By Misty Pratt
We recently returned from a family camping trip, and I enjoyed observing the habits and behaviours of other campers. In such close proximity, how can you not? Your entire life is on display - from the sandy/dripping clothes you leave hanging on the line, to the screaming night terrors your kids have at 1 a.m., to the domestic disputes that even the bears can hear.
I noted a few ways in which some campers seem to do things right (and by right, I mean very, very wrong):
- Arrive at your campsite after dark. Make a lot of noise setting up camp, and shine every bright light you have in all directions.

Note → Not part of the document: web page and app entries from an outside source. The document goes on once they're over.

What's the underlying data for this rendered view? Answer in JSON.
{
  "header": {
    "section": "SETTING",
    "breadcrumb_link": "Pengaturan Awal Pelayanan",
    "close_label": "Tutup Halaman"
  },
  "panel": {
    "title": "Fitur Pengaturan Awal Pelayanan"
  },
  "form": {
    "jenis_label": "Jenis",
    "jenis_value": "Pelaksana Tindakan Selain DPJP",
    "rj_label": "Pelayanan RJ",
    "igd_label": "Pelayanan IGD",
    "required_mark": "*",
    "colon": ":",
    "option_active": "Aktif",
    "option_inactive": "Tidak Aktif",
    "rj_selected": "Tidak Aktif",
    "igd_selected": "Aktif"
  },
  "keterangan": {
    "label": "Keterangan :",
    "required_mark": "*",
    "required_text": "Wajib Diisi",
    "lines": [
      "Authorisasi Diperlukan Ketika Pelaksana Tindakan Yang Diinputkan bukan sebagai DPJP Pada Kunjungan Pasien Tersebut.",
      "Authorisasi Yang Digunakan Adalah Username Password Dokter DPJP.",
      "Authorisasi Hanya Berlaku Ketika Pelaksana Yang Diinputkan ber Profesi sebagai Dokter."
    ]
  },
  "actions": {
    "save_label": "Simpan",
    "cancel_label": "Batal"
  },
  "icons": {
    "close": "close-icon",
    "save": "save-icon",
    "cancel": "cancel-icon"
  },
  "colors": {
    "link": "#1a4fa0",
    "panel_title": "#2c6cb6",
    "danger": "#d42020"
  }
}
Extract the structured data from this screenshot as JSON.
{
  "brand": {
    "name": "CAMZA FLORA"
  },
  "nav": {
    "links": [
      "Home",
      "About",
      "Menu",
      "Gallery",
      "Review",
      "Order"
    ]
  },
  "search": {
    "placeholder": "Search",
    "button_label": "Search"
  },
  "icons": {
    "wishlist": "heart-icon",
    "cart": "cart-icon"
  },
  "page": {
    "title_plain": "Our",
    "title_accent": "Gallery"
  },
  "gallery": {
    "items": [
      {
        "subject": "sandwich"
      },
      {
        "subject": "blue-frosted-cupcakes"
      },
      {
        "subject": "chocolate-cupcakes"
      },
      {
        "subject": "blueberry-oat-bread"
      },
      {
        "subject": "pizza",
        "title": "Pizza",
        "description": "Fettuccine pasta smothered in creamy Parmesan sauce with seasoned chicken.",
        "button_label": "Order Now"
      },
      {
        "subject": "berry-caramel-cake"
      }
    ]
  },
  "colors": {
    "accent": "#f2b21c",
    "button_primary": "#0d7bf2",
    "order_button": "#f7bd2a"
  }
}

- Bring your dog, tie them up to the tree and then head to the beach for a day of sand and sun. Hear that gentle breeze traveling across the open waters? No, actually, it's the howling of your mutt left behind at the campsite.
- After your day of sand and sun, make sure to bathe your toddler in one of the comfort station sinks. It's actually the best place to do it, as you don't need to worry about them slipping in the shower stalls - there's only a slight risk of them slipping off the counter and falling to their death.
- If you're traveling in style (aka, a camping trailer or RV), make sure to back up over all the trees and plants when you're parking Bertha. It promotes new growth.
- For said trailer, be sure to drain your holding tank into the nearby bushes. It's fantastic fertilizer for the local flora and fauna.
- Camping dishes are such a pain - you have to boil the water, mix it with cool water, and then have an EXTRA bucket for rinsing. A much easier method is to wash all your dishes at the water spout. No one minds the bits of food that get left behind at the source of their drinking water.
- Make sure to play music, all day and night.
- Berate your children loudly. Call them names, and make sure other campers know that corporal punishment is really the best option (positive parenting...what the heck is that?)
- To start a fire, drag in logs from some nearby bush and then pour lighter fluid all over them.
- The "quiet after 10 p.m. rule" is actually just a guideline. It's much better to gauge quiet time by the number of beers you've had to drink (3 beers = early night; 12 beers = 3 a.m.?)
These are all real-life examples of the ways in which people like to camp in our provincial parks. I've witnessed them all. Hold me.
What's your biggest pet peeve while camping with others? If you say "sanctimonious people who write passive-aggressive articles about other families when they get home from camping," you have a completely valid point ;)